The first results of the Greenpeace Cool IT Challenge (1) expose the IT industry’s inadequate leadership in tackling climate change despite its claim to have the immense potential to enable 15 percent cuts or more in all global greenhouse gas emissions by 2020.(2) To deliver on its potential, the IT industry needs to look beyond just cutting its own emissions and deliver more climate solutions for the rest of the economy while using its influence to call upon world leaders to deliver a climate saving deal at the UN Climate Summit in Copenhagen in December.
"While governments across the globe are debating how to solve the climate crisis, it is disappointing that innovative IT companies that stand to profit handsomely from tech solutions are sitting on their hands and not advocating for science-based greenhouse gas emissions reductions," said Greenpeace International Campaigner Casey Harrell.
Greenpeace's began its Cool IT Challenge in February with a letter to the CEOs of the major IT companies asking them to take specific action prioritizing climate change in 2009. Scores have been given based on their responses to specific requests in the letter, which urge them to show leadership by:
- Providing IT solutions and accurately measuring the impacts these solutions provide for the rest of the economy (in areas such as but not limited to: grid transmission, transport, building efficiency);

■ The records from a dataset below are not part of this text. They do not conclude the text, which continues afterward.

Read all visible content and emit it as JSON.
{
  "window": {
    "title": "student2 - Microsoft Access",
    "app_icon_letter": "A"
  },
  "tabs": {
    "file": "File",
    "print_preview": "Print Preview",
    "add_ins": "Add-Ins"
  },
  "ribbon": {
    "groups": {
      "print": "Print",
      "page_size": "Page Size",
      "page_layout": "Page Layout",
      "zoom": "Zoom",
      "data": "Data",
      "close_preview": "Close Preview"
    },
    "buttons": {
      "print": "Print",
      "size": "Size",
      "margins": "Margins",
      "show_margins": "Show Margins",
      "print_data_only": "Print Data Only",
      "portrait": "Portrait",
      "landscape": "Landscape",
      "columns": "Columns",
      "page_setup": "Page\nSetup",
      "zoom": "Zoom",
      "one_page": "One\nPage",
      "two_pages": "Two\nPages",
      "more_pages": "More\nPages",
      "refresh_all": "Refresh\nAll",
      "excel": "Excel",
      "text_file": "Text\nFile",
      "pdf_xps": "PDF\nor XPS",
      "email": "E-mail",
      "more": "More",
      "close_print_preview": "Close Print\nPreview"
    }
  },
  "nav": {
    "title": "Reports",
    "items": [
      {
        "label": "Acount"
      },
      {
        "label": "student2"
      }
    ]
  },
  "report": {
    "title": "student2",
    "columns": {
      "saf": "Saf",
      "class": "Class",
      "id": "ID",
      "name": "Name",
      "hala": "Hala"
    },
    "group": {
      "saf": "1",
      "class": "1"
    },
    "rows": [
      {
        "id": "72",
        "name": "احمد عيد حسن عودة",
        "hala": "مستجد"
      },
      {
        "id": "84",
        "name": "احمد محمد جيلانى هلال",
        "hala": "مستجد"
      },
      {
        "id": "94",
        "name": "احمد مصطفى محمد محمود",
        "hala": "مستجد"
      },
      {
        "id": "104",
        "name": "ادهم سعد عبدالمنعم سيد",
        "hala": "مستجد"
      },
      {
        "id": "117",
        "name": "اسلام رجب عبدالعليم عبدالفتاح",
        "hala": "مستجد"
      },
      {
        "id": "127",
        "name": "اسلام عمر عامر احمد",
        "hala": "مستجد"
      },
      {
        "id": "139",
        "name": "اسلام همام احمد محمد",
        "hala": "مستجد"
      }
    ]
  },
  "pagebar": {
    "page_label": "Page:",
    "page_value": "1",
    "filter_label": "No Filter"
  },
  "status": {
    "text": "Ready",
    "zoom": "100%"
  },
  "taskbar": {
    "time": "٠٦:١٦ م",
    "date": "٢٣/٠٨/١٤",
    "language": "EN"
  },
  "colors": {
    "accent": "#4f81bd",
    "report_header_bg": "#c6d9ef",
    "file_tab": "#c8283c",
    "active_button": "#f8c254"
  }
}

- Lobbying for a strong climate deal in Copenhagen that would create a stimulus for an increase in demand for IT driven climate solutions by the rest of the economy (3);
- Reducing their own emissions and increase their use of renewable energy.
The few bright spots in the initial scorecard include Sun Microsystems, which has publically advocated for reduction in greenhouse gas emissions of 80 percent below 1990 levels by 2050 and at least 25 percent reduction below 1990 levels by 2020. Additionally, Fujitsu stands out as a company openly addressing the need to measure "net" emissions reductions that result from solutions they propose for the rest of the economy. But leading names such as HP, Microsoft and Sony are among other IT giants that score less that 15 out of the maximum of 100.
"The majority of IT companies talk big about 'going green' rather than giving tangible evidence of how their software and hardware solutions actually reduce emissions. These companies must show case studies of climate savings based on sound metrics in areas such as smarter transport, building energy efficiency and smart grids," said Harrell.
Similar to Greenpeace's Guide to Greener Electronics (4), the Cool IT Challenge will be updated regularly, with the second version debuting in late summer. Time is already running out and if the IT industry is to rapidly enable a low carbon economy, the leaders need to take a public stand on tackling climate change now.
VVPR info: Contact: Daniel Kessler, Greenpeace Press Officer, 510-501-1779; Casey Harrell, Greenpeace Campaigner, 415-307-3382
Notes: Notes: 1. www.greenpeace.org/coolit Username: Guest; Password: Kaboom 2. www.smart2020.org 3. A peak in global emissions by 2015 followed by a rapid decline to as close to zero as possible by 2050 is crucial to protect the climate. The industrialized world must commit to deeper cuts in emissions and provide financial and technical assistance to developing countries to enable them to switch to clean energy, stop deforestation and adapt to those climate impacts that are now unavoidable. More information is available at www.greenpeace.org/international/press/reports/climate-demands 4. www.greenpeace.org/usa/campaigns/toxics/hi-tech-highly-toxic/company-report-card